Hesson echoed McCoy, emphasizing the opportunities for students who choose to go on to college or take the vocational route:
From the petroleum engineering, for the kids that are really superb in their math and science skills, to the technician jobs that they are really looking for right now for kids that are going the vocational route, there are a lot of job opportunities there. There’s a lot we can take back to our kids, career-wise, that they’re looking for right now, which is great—Heather Hesson (1:44)

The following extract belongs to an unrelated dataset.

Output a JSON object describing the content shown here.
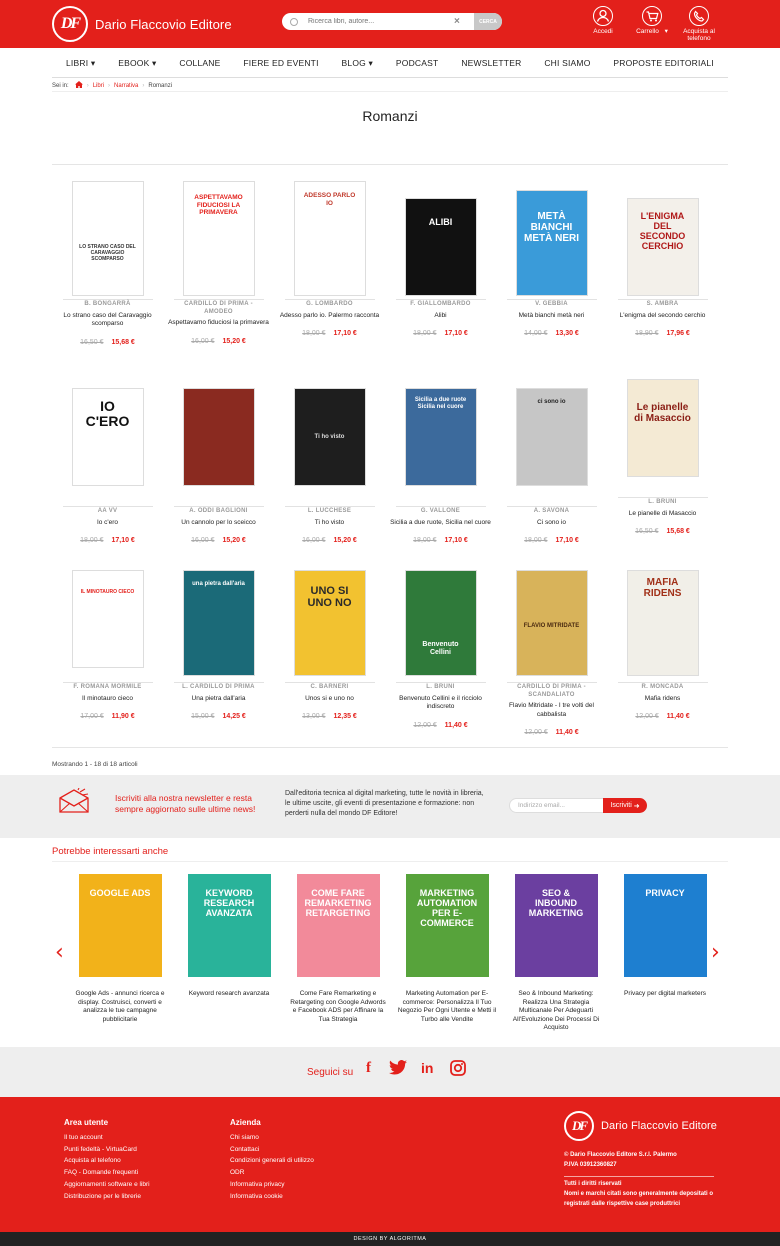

Like Hesson and McCoy, many of the workshop’s teachers realized the opportunities that will be available for their students because of shale development. OOGEEP has compiled lists, categories, and qualifications for plenty of jobs in the industry. With growing energy needs and new avenues to fill them, today’s students will fill tomorrow’s jobs and Ohio will be a huge part of that. Three more workshops will be held in Ohio before September and they couldn’t come at a more important time in Ohio’s history. It is important for Ohioans to be educated on the oil and gas industry to ensure safe and successful development as technology continues to provide opportunities. Marty Miller said it best on the bus ride home:
“We’re sitting on it, and this technology is changing the game.”